Andersson, who was herself adopted as a baby in Korea by a Swedish family, was keen to foster. “I know right now the children are desperate for families to sign up for fostering,” she says, recalling how she first came to take care of the 13-month-old boy. However, she admits it can be difficult to raise a child with Down’s syndrome in Hong Kong, and it is even more so looking after two.

She thinks there is a lot of stigma against children who look different in Hong Kong. “I think maybe if you don’t have that experience, it can be quite painful, maybe hurtful, because they do look, and sometimes you hear hurtful comments,” says Andersson.

Although outsiders may think that fostering is easier than adoption, Andersson disagrees. “The number one reason why people don’t foster again is because it’s so hard, emotionally, to let go,” she says. She recalls the transformation she saw in the child she fostered in the 18 months that she cared for him.

As for children who are neither fostered nor adopted, some are enrolled in boarding schools arranged by the Education Bureau and others may reside in homes run by Mother’s Choice or Po Leung Kuk.

Mother’s Choice is one if the organisations accredited by the Social Welfare Department to offer adoption and fostering services.

Multiple studies have shown that, on the whole, children who grow up in institutional settings have more problems in later life than those who grow up in adopted or birth families, and that the younger a child is when it is adopted, the better the outcome will be.

Florrie Ng Fei-yin, an associate professor at the Department of Educational Psychology at the Chinese University of Hong Kong says: “Children in institutional care typically receive less sensitive care, individual attention, and cognitive stimulation when compared to other children. This affects their physical growth, cognitive development, as well as their socioemotional development.” Ng adds that although the care given in adoptive and especially foster families can be variable, it is usually better than that provided in institutional care.

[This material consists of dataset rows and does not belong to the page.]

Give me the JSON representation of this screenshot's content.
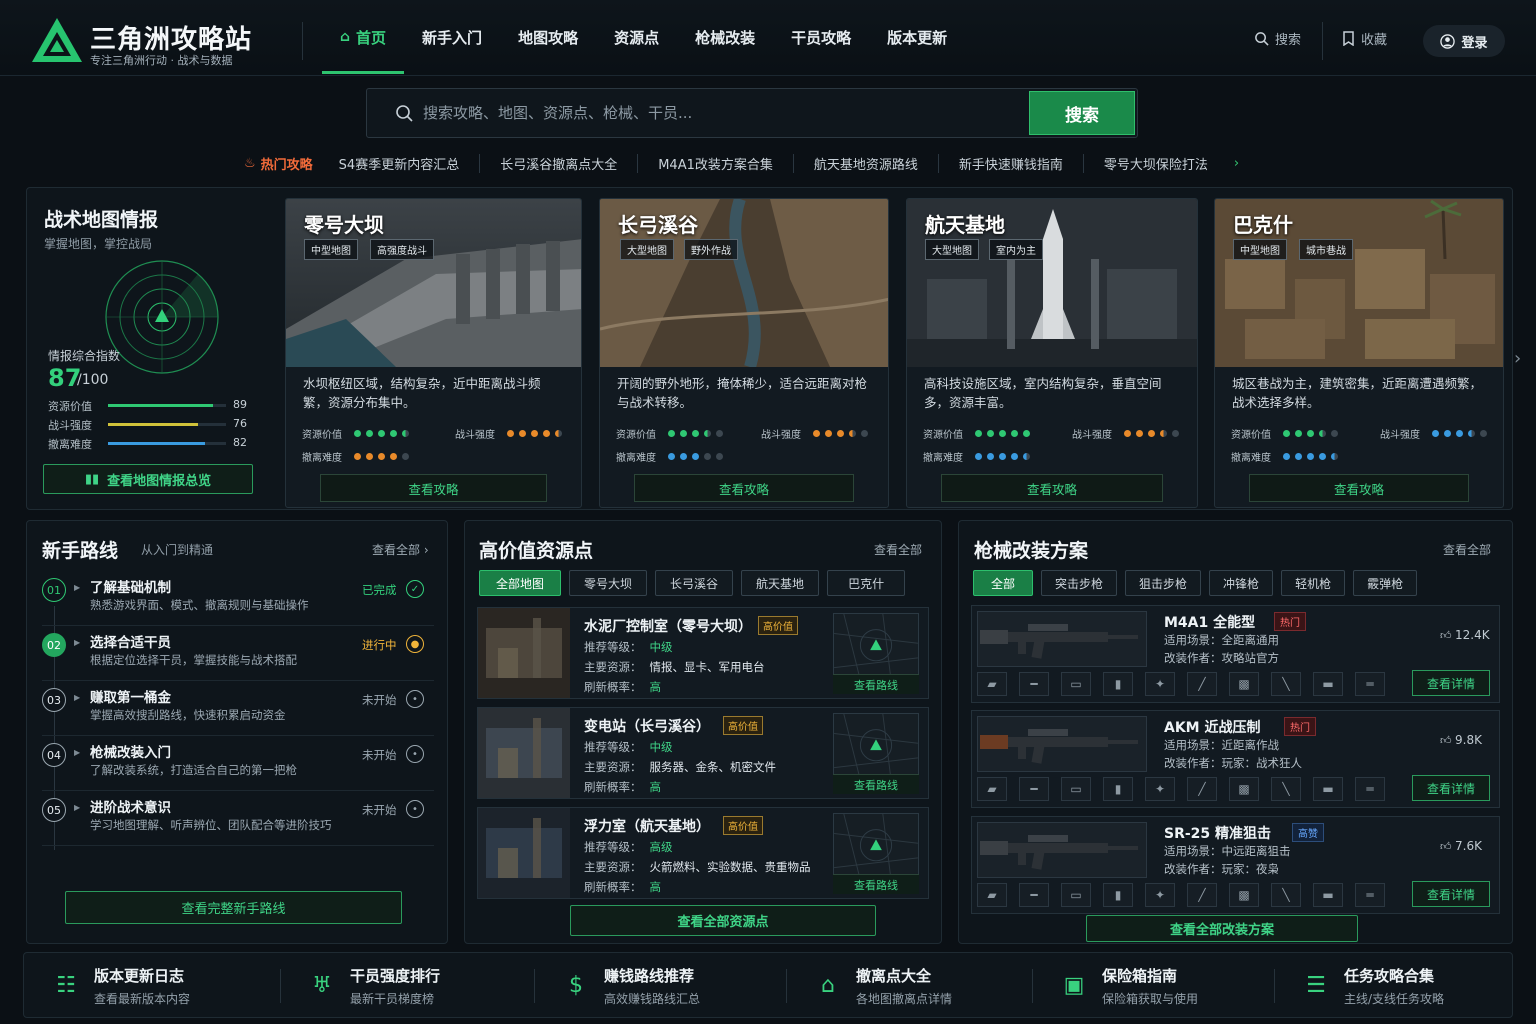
{
  "header": {
    "brand": "三角洲攻略站",
    "tagline": "专注三角洲行动 · 战术与数据",
    "nav": [
      "首页",
      "新手入门",
      "地图攻略",
      "资源点",
      "枪械改装",
      "干员攻略",
      "版本更新"
    ],
    "search_label": "搜索",
    "favorites_label": "收藏",
    "login_label": "登录"
  },
  "search": {
    "placeholder": "搜索攻略、地图、资源点、枪械、干员...",
    "button": "搜索"
  },
  "hot": {
    "label": "热门攻略",
    "items": [
      "S4赛季更新内容汇总",
      "长弓溪谷撤离点大全",
      "M4A1改装方案合集",
      "航天基地资源路线",
      "新手快速赚钱指南",
      "零号大坝保险打法"
    ]
  },
  "intel": {
    "title": "战术地图情报",
    "subtitle": "掌握地图，掌控战局",
    "score_label": "情报综合指数",
    "score": "87",
    "score_max": "/100",
    "stats": [
      {
        "label": "资源价值",
        "value": 89,
        "color": "#2fc873"
      },
      {
        "label": "战斗强度",
        "value": 76,
        "color": "#d0c23a"
      },
      {
        "label": "撤离难度",
        "value": 82,
        "color": "#3a9be0"
      }
    ],
    "button": "查看地图情报总览"
  },
  "maps": [
    {
      "name": "零号大坝",
      "tags": [
        "中型地图",
        "高强度战斗"
      ],
      "desc": "水坝枢纽区域，结构复杂，近中距离战斗频繁，资源分布集中。",
      "resource_label": "资源价值",
      "resource": 4.5,
      "combat_label": "战斗强度",
      "combat": 4.5,
      "combat_color": "#e88a2a",
      "extract_label": "撤离难度",
      "extract": 4,
      "extract_color": "#e88a2a",
      "button": "查看攻略"
    },
    {
      "name": "长弓溪谷",
      "tags": [
        "大型地图",
        "野外作战"
      ],
      "desc": "开阔的野外地形，掩体稀少，适合远距离对枪与战术转移。",
      "resource_label": "资源价值",
      "resource": 3.5,
      "combat_label": "战斗强度",
      "combat": 3.5,
      "combat_color": "#e88a2a",
      "extract_label": "撤离难度",
      "extract": 3,
      "extract_color": "#3a9be0",
      "button": "查看攻略"
    },
    {
      "name": "航天基地",
      "tags": [
        "大型地图",
        "室内为主"
      ],
      "desc": "高科技设施区域，室内结构复杂，垂直空间多，资源丰富。",
      "resource_label": "资源价值",
      "resource": 5,
      "combat_label": "战斗强度",
      "combat": 3.5,
      "combat_color": "#e88a2a",
      "extract_label": "撤离难度",
      "extract": 4.5,
      "extract_color": "#3a9be0",
      "button": "查看攻略"
    },
    {
      "name": "巴克什",
      "tags": [
        "中型地图",
        "城市巷战"
      ],
      "desc": "城区巷战为主，建筑密集，近距离遭遇频繁，战术选择多样。",
      "resource_label": "资源价值",
      "resource": 3.5,
      "combat_label": "战斗强度",
      "combat": 3.5,
      "combat_color": "#3a9be0",
      "extract_label": "撤离难度",
      "extract": 4.5,
      "extract_color": "#3a9be0",
      "button": "查看攻略"
    }
  ],
  "newbie": {
    "title": "新手路线",
    "subtitle": "从入门到精通",
    "more": "查看全部",
    "steps": [
      {
        "num": "01",
        "title": "了解基础机制",
        "desc": "熟悉游戏界面、模式、撤离规则与基础操作",
        "status": "已完成"
      },
      {
        "num": "02",
        "title": "选择合适干员",
        "desc": "根据定位选择干员，掌握技能与战术搭配",
        "status": "进行中"
      },
      {
        "num": "03",
        "title": "赚取第一桶金",
        "desc": "掌握高效搜刮路线，快速积累启动资金",
        "status": "未开始"
      },
      {
        "num": "04",
        "title": "枪械改装入门",
        "desc": "了解改装系统，打造适合自己的第一把枪",
        "status": "未开始"
      },
      {
        "num": "05",
        "title": "进阶战术意识",
        "desc": "学习地图理解、听声辨位、团队配合等进阶技巧",
        "status": "未开始"
      }
    ],
    "button": "查看完整新手路线"
  },
  "resources": {
    "title": "高价值资源点",
    "more": "查看全部",
    "filters": [
      "全部地图",
      "零号大坝",
      "长弓溪谷",
      "航天基地",
      "巴克什"
    ],
    "badge": "高价值",
    "level_label": "推荐等级：",
    "main_label": "主要资源：",
    "rate_label": "刷新概率：",
    "items": [
      {
        "name": "水泥厂控制室（零号大坝）",
        "level": "中级",
        "main": "情报、显卡、军用电台",
        "rate": "高"
      },
      {
        "name": "变电站（长弓溪谷）",
        "level": "中级",
        "main": "服务器、金条、机密文件",
        "rate": "高"
      },
      {
        "name": "浮力室（航天基地）",
        "level": "高级",
        "main": "火箭燃料、实验数据、贵重物品",
        "rate": "高"
      }
    ],
    "route_button": "查看路线",
    "button": "查看全部资源点"
  },
  "guns": {
    "title": "枪械改装方案",
    "more": "查看全部",
    "filters": [
      "全部",
      "突击步枪",
      "狙击步枪",
      "冲锋枪",
      "轻机枪",
      "霰弹枪"
    ],
    "items": [
      {
        "name": "M4A1 全能型",
        "badge": "热门",
        "badge_type": "hot",
        "scene": "适用场景：全距离通用",
        "author": "改装作者：攻略站官方",
        "likes": "12.4K"
      },
      {
        "name": "AKM 近战压制",
        "badge": "热门",
        "badge_type": "hot",
        "scene": "适用场景：近距离作战",
        "author": "改装作者：玩家：战术狂人",
        "likes": "9.8K"
      },
      {
        "name": "SR-25 精准狙击",
        "badge": "高赞",
        "badge_type": "blue",
        "scene": "适用场景：中远距离狙击",
        "author": "改装作者：玩家：夜枭",
        "likes": "7.6K"
      }
    ],
    "detail_button": "查看详情",
    "button": "查看全部改装方案"
  },
  "footer": [
    {
      "title": "版本更新日志",
      "sub": "查看最新版本内容",
      "icon": "document-list-icon"
    },
    {
      "title": "干员强度排行",
      "sub": "最新干员梯度榜",
      "icon": "trophy-icon"
    },
    {
      "title": "赚钱路线推荐",
      "sub": "高效赚钱路线汇总",
      "icon": "money-icon"
    },
    {
      "title": "撤离点大全",
      "sub": "各地图撤离点详情",
      "icon": "extraction-icon"
    },
    {
      "title": "保险箱指南",
      "sub": "保险箱获取与使用",
      "icon": "safe-icon"
    },
    {
      "title": "任务攻略合集",
      "sub": "主线/支线任务攻略",
      "icon": "task-list-icon"
    }
  ]
}
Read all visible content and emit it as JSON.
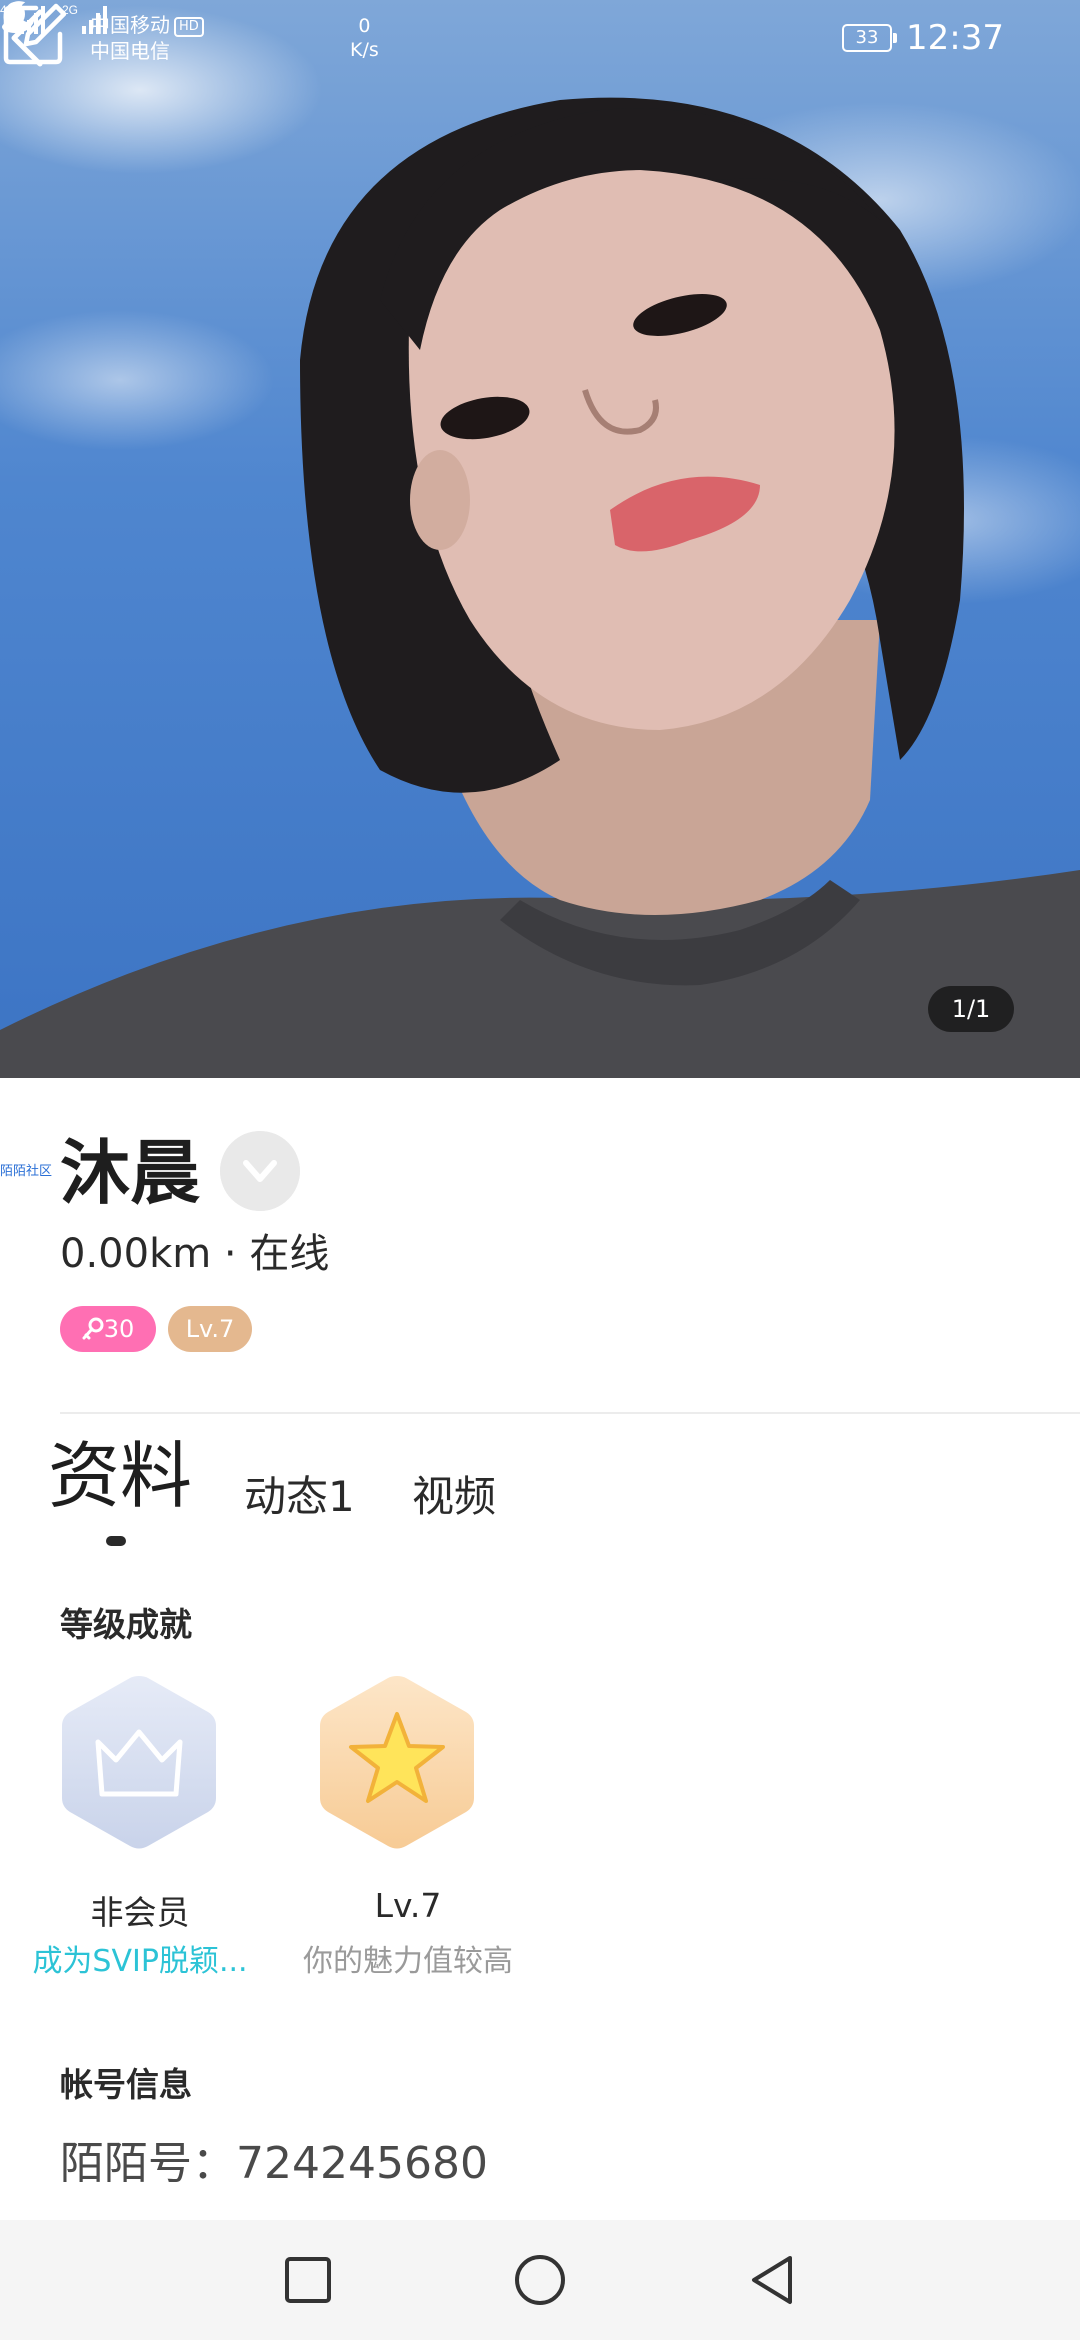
{
  "status_bar": {
    "carrier_1": "中国移动",
    "hd_badge": "HD",
    "carrier_2": "中国电信",
    "net_4g": "4G",
    "net_2g": "2G",
    "net_speed_value": "0",
    "net_speed_unit": "K/s",
    "battery": "33",
    "time": "12:37",
    "icons": [
      "signal-icon",
      "qq-icon",
      "moon-icon",
      "battery-icon"
    ]
  },
  "hero": {
    "photo_counter": "1/1",
    "icons": [
      "back-icon",
      "edit-icon"
    ]
  },
  "watermark": "陌陌社区",
  "profile": {
    "name": "沐晨",
    "distance_status": "0.00km · 在线",
    "fans_badge": "30",
    "level_badge": "Lv.7",
    "colors": {
      "fans_badge": "#ff6fb3",
      "level_badge": "#e4b88f"
    }
  },
  "tabs": [
    {
      "label": "资料",
      "active": true
    },
    {
      "label": "动态1",
      "active": false
    },
    {
      "label": "视频",
      "active": false
    }
  ],
  "achievements": {
    "title": "等级成就",
    "items": [
      {
        "title": "非会员",
        "desc": "成为SVIP脱颖...",
        "icon": "crown-icon",
        "desc_color": "#2cc3d6"
      },
      {
        "title": "Lv.7",
        "desc": "你的魅力值较高",
        "icon": "star-icon",
        "desc_color": "#9a9a9a"
      }
    ]
  },
  "account": {
    "title": "帐号信息",
    "id_text": "陌陌号：724245680"
  },
  "nav": {
    "icons": [
      "recent-apps-icon",
      "home-icon",
      "back-nav-icon"
    ]
  }
}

Masie Cheng Yuen-man, who volunteers with Mother’s Choice’s section of children with special needs disagrees. “Many girls who grow up in small group homes or NGOs live very well. It is not true that these people are bad. They are taught well in fact,” she says. Cheng says, however, that people who have grown up in such homes are often badly stigmatised in Hong Kong and many dare not tell people about their background.

Edited by Stanley Lam